Australians have been encouraged as being some of the best recyclers in the world but there recycling performance is pretty dismal when compared to countries such as Sweden, Austria, Germany, the Netherlands and Japan.  Whilst statistics show that recycling in Australia has grown extensively in the past decade our national recycling rate remains around 52 per cent of household waste.[1]

One of the challenges to increase recycling rates is to change behaviour. Programs like RecycleSmart aim to increase recycling rates through education and providing incentives to recycle through a reward system. This innovative program works with local councils and workplaces to change behaviour and reward participants to recycle more consciously. 
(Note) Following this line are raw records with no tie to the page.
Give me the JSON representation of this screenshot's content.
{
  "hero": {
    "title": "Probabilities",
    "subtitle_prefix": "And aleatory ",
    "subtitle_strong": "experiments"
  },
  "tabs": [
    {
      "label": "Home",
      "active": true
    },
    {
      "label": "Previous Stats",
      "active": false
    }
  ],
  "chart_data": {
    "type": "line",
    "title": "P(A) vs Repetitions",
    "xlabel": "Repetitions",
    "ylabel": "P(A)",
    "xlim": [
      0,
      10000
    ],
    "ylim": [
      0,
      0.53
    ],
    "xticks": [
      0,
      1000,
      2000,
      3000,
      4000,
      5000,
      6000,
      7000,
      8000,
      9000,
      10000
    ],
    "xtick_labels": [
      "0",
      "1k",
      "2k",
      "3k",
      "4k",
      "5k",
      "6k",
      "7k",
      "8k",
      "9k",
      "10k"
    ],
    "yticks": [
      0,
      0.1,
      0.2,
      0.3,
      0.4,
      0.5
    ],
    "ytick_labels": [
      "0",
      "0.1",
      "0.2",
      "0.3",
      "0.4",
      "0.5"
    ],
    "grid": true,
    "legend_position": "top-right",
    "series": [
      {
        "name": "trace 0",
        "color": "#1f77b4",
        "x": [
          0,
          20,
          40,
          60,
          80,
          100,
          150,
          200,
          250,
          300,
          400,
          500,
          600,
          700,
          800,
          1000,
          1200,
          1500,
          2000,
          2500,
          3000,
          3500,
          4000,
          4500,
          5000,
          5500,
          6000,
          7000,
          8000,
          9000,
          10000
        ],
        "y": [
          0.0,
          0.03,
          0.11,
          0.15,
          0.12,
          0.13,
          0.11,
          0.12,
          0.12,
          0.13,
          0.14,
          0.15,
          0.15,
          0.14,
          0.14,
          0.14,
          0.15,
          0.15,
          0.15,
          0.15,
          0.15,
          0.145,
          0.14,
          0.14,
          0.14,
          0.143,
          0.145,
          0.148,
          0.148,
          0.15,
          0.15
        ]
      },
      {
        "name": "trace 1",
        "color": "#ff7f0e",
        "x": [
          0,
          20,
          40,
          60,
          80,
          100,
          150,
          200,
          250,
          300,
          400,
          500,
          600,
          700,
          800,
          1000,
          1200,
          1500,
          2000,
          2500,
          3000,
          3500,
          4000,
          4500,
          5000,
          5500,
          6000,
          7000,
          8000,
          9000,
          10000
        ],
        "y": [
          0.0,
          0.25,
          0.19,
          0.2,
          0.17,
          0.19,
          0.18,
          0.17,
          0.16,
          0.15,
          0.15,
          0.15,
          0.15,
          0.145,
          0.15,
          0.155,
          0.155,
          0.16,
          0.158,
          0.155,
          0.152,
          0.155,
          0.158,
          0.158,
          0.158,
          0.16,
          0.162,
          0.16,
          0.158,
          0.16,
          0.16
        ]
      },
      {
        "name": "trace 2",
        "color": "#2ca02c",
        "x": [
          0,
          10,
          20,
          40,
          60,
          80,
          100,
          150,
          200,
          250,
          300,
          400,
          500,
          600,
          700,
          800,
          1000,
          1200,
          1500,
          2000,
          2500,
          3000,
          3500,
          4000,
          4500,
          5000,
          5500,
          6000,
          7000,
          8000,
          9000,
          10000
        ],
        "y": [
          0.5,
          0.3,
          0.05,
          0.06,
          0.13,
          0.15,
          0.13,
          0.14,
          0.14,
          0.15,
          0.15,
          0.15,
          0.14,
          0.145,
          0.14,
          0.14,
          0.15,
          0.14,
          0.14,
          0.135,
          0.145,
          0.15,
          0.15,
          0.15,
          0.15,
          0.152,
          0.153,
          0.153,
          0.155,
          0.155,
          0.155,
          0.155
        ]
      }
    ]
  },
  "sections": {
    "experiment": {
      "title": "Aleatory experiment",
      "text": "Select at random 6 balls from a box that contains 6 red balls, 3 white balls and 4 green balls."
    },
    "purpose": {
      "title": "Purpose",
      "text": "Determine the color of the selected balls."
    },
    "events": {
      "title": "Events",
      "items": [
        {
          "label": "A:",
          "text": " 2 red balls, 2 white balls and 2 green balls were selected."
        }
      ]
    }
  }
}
One of the fastest growing household waste streams is electronic or e-waste, which includes computer, TV and mobile phone products. The facts show that computer and TV waste, is growing three times faster than any other type of waste as Australian's continually upgrade and increase their usage of electronic products.

According to MobileMuster the collection and recycling rate of mobile phones has grown considerable in the past decade from 18 percent in 2006 to just over 51 per cent of available mobile phones today [2]. The recycling rate for old and unwanted computer and TV products is considerably lower at 17 per cent of waste generated.

However the new National Television and Computer Recycling Scheme, which is funded and run by the industry, is expected to boost the recycling rate of e-waste. It commenced in 2012 and continues to roll out collection events and ongoing drop-off points, providing free e-waste recycling in Australia. The Schemes recycling targets will progressively increase each year, reaching 80 per cent of waste generated by 2021-22.

The recycling process for e-waste increases the amount of valuable materials recovered from mobile phones, televisions and computers, as well as reducing the amount of materials (including hazardous substances) entering the environment. By improving our knowledge of what can be recycled and where they can be recycled we can all contribute to a more positive environmental future and increase Australia's recycling rate.

For more information on collection facilities for other e-waste products visit the PlanetArk where you can search for the drop-off locations in your local area. 



[1] ABS, Australia's Environment: Issues and Trends

 

WAYS TO RECYCLE